America, erroneously called the “new” world, has a rich and ancient cultural tradition that is categorized as pre-Columbian.
When Spaniards arrived in Ecuador and the colonization period began, they found ethnic groups (that still inhabit Ecuador today) to be “primitive”. For this reason, they tried to eradicate indigenous beliefs and cultures by imposing Catholicism.
Fortunately, many ethnic groups retain their traditional way of life and belief systems. To this day, even if several indigenous cultures have adopted Catholicism, many maintain their original language, way of dressing and artistic expressions.
Especially in the rainforest, many groups are still isolated and have little contact with Western culture; they have a way of life similar to that of their ancestors from 500 years ago!
In Ecuador, when we speak of mega diversity we are not only making reference to the natural world, we are also speaking of our social community.
Our rich ethnic diversity encompassess native groups that have distinguishing characteristics influenced by the natural environments of the Coast, Highlands and Rainforest.
The Cultures of the Coast
The oldest known cultures in America lived on the Ecuadorian coast (8800 to 3500 B.C.). The cultures that subsist (practically intact) to this day are: the Awá, the Chachis or Cayapas and the Tsachilas or Colorados. They live in the tropical rainforest of the west Andes and possibly settled there after escaping from the Inca invasion coming from Peru (XV C) or from the colonizing Spaniards (XVI C).
The Amazonian Cultures
Many archeologists maintain that some of the oldest cultures (over 10,000 years old) are actually from this tropical humid rainforest, impossible to reach for many centuries. In the “cosmology” of these indigenous groups, the human being is a part of the “Amazanga” (rainforest) and the human spirit wanders in this forest every dawn. The human spirit can enter an eagle or a serpent or a jaguar, each a symbol for their nature, according to their beliefs.
The rainforest provides them with food, medicinal plants, and spiritual richness. To these people, the tropical rainforest is their home, their drugstore, their supermarket, and their church. For this, they have an utmost respect for their environment.
According to modern world economical standards, these native communities are very poor. However, they have a rich spiritual life and live in peace surrounded by their families, taking from nature only what they need for survival and taking time to meditate and enlighten themselves. To share a few days with them is an incredibly enriching experience.
Cultures of the Highlands
The cultures of the highlands are by no means the oldest, but they are the most visited and well known, probably because of their geographical location with easy access by roads and highways. Many communities that live in the highlands still maintain their cultural manifestations through clothing, language (Quichua), and festivities.

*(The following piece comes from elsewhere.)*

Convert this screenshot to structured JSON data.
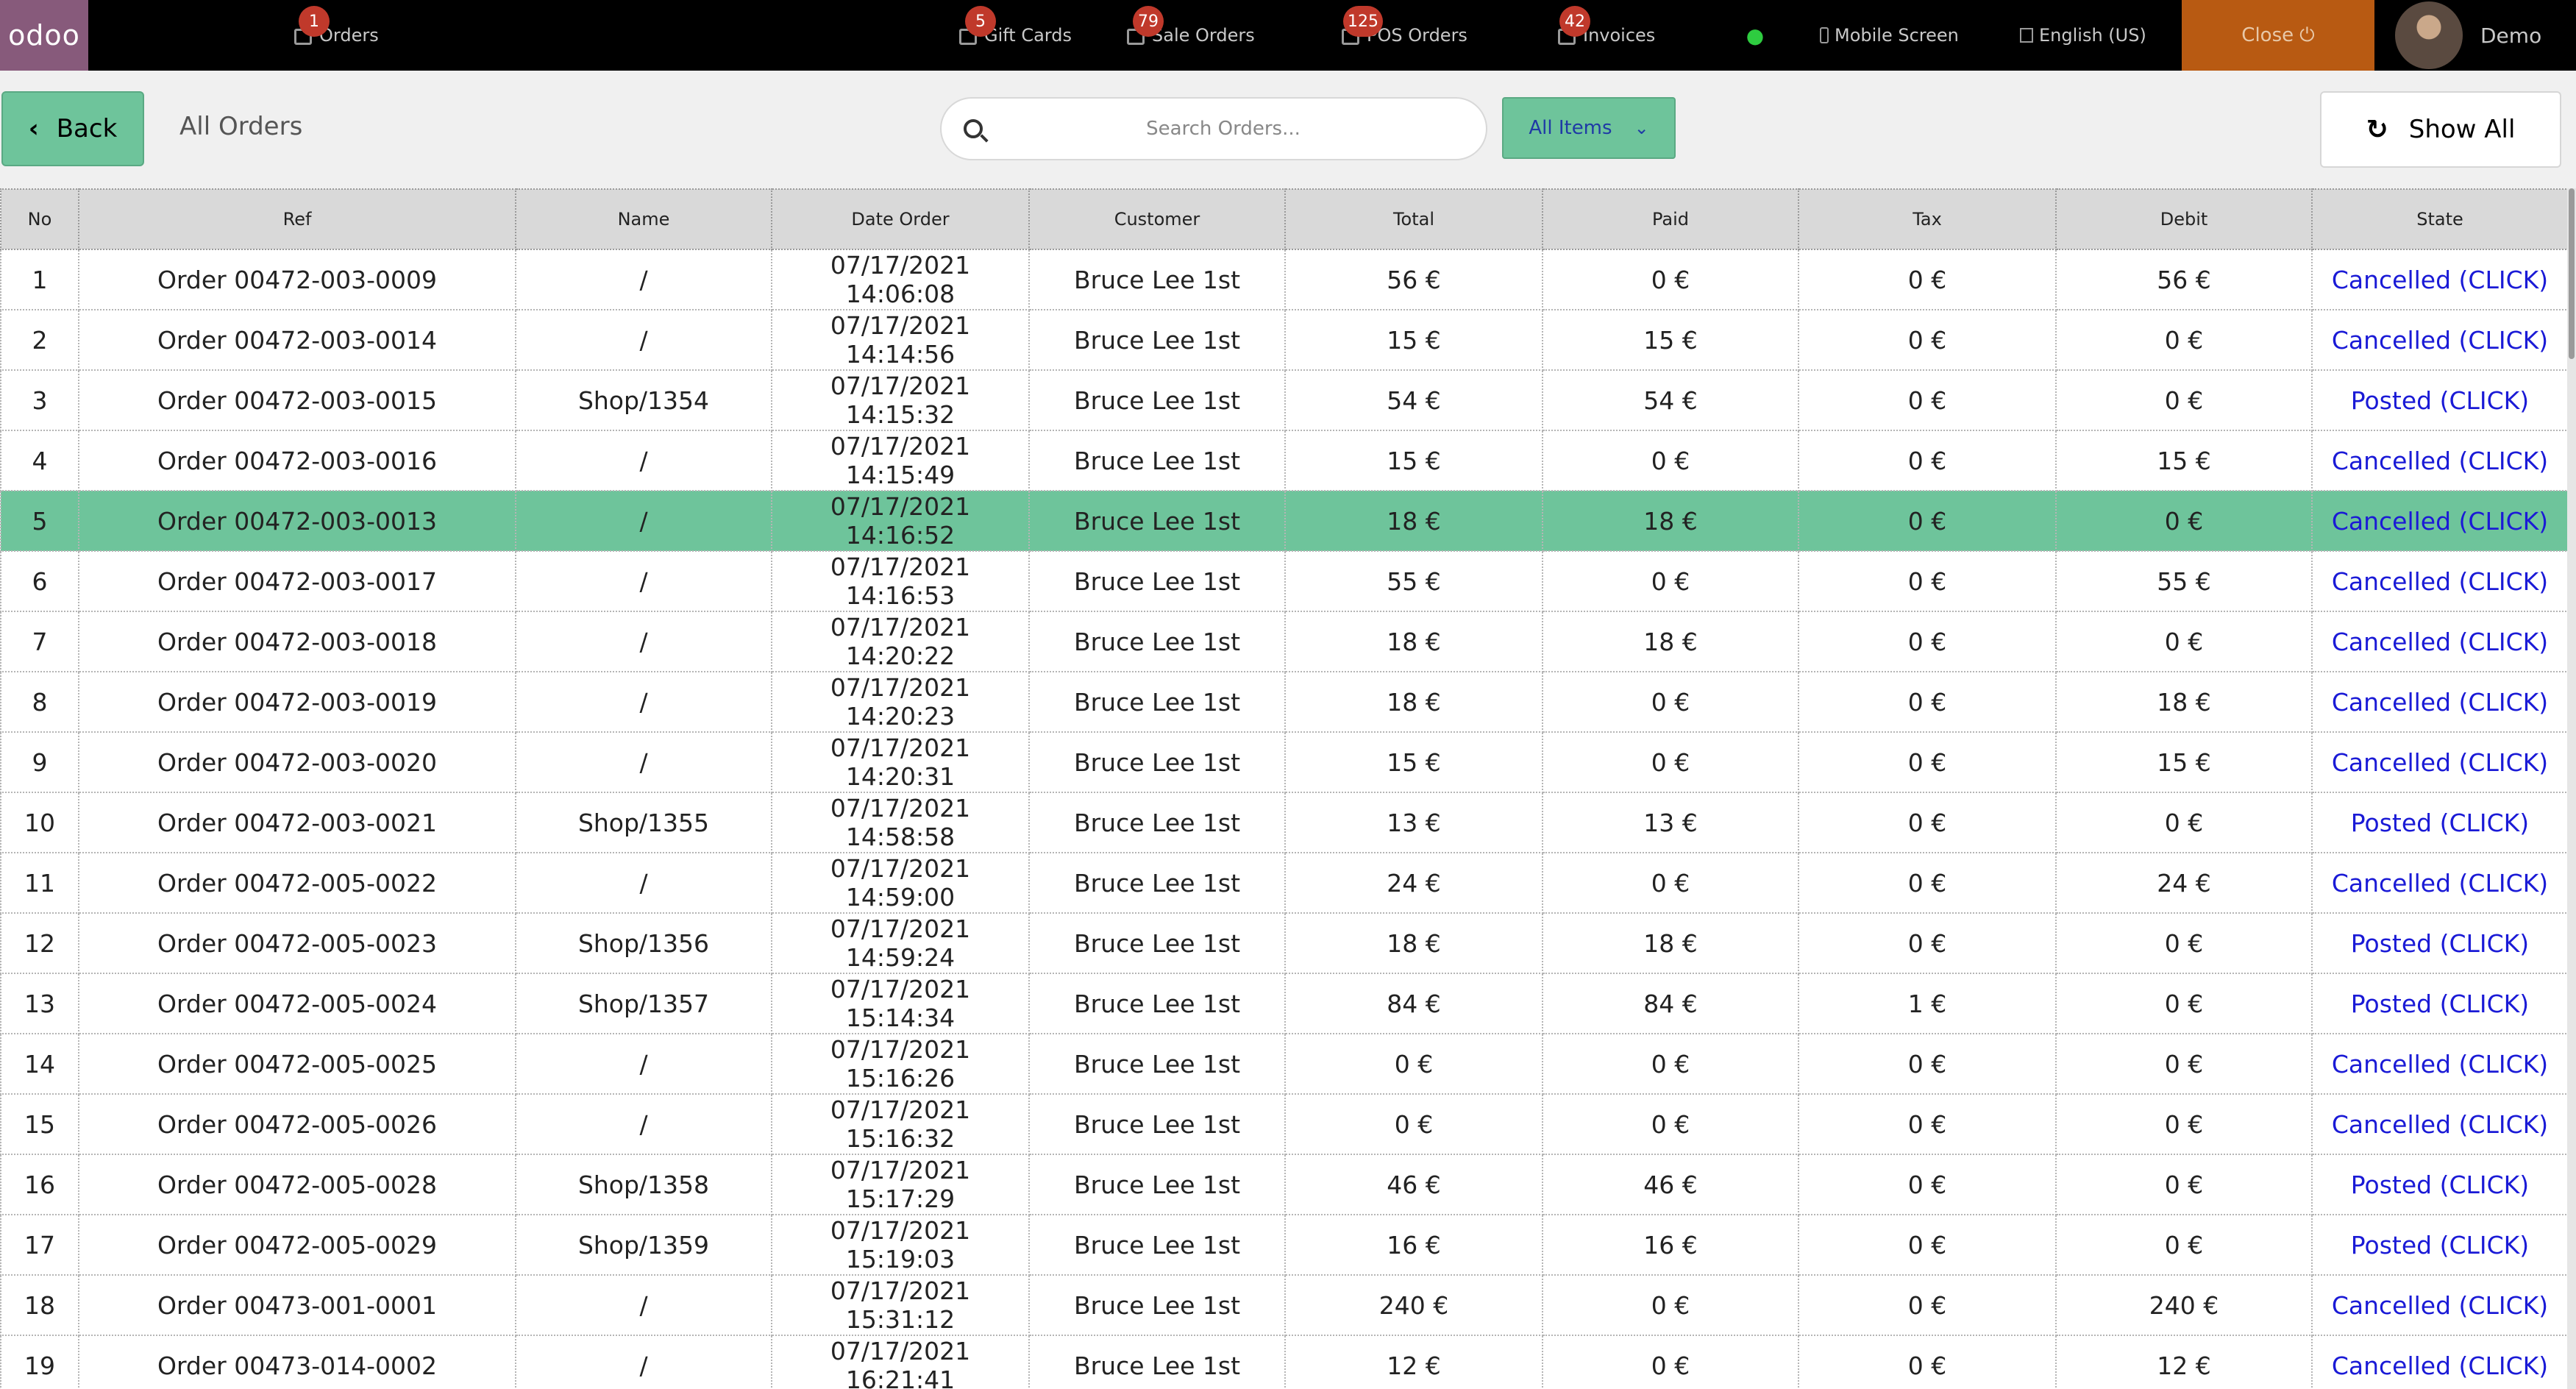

Just 62 miles north of Quito you can visit the Otavalo Indigenous Market: a must see for any tourist that comes to Ecuador. This market offers wonderful weavings, tapestry, rugs, bags, artwork and other products made by the indigenous community. Otavaleños are hardworking, skillful, and artistic. They are also very traditional and loyal to their heritage; families work together and then sell their work at the fair. Mostly, they are very proud people who have not lost their cultural identity despite the fact that mestizos and whites inhabit the city of Otavalo. Otavaleños travel all around the world selling their goods!